# [Exercise]
The records below need to be set down again exactly; their images stay out.

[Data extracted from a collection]
######
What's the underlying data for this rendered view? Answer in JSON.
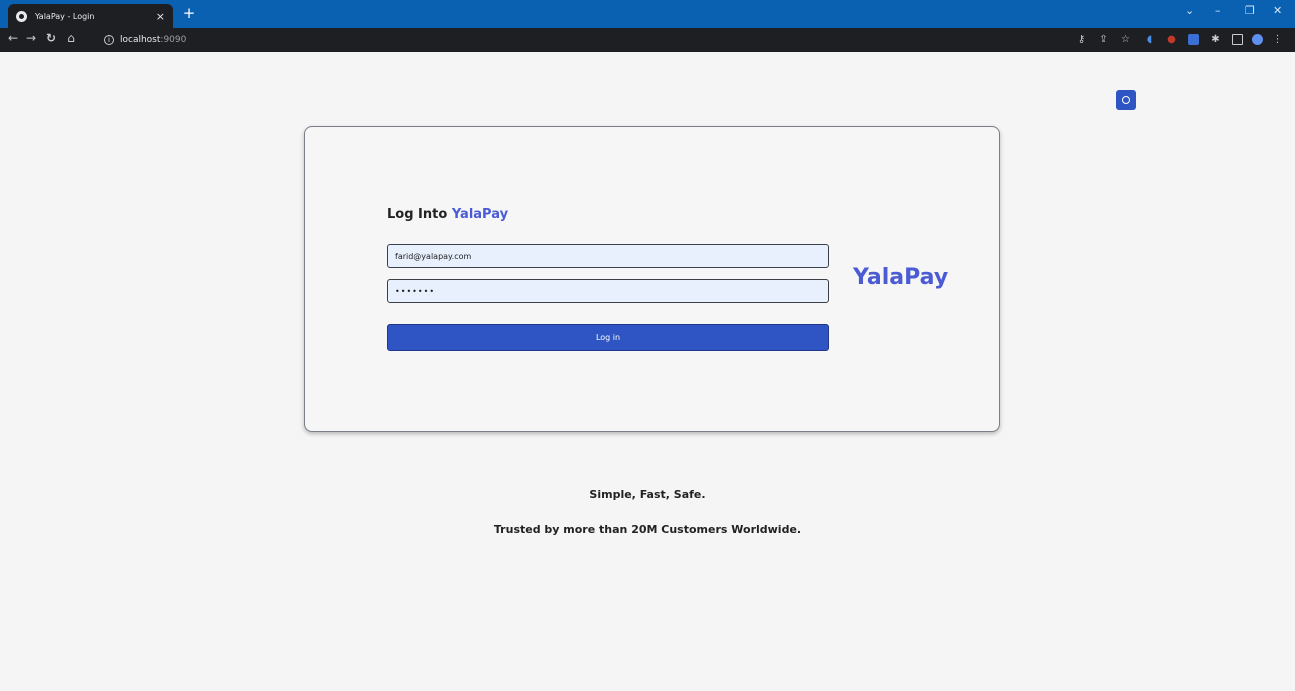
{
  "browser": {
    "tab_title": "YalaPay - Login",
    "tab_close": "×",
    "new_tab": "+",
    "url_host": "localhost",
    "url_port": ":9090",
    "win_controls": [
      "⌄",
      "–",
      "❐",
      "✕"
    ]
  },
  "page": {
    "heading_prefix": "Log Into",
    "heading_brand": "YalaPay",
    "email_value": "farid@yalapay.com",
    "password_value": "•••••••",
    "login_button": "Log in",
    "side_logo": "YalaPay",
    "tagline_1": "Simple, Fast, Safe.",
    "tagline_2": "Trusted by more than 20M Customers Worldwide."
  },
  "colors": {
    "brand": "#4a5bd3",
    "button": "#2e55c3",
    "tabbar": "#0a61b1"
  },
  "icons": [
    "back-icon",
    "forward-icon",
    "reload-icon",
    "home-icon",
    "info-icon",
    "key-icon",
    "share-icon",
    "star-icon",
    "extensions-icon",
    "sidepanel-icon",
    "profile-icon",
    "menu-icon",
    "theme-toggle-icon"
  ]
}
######
# [Result]
What's the underlying data for this rendered view? Answer in JSON.
{
  "browser": {
    "tab_title": "YalaPay - Login",
    "tab_close": "×",
    "new_tab": "+",
    "url_host": "localhost",
    "url_port": ":9090",
    "win_controls": [
      "⌄",
      "–",
      "❐",
      "✕"
    ]
  },
  "page": {
    "heading_prefix": "Log Into",
    "heading_brand": "YalaPay",
    "email_value": "farid@yalapay.com",
    "password_value": "•••••••",
    "login_button": "Log in",
    "side_logo": "YalaPay",
    "tagline_1": "Simple, Fast, Safe.",
    "tagline_2": "Trusted by more than 20M Customers Worldwide."
  },
  "colors": {
    "brand": "#4a5bd3",
    "button": "#2e55c3",
    "tabbar": "#0a61b1"
  },
  "icons": [
    "back-icon",
    "forward-icon",
    "reload-icon",
    "home-icon",
    "info-icon",
    "key-icon",
    "share-icon",
    "star-icon",
    "extensions-icon",
    "sidepanel-icon",
    "profile-icon",
    "menu-icon",
    "theme-toggle-icon"
  ]
}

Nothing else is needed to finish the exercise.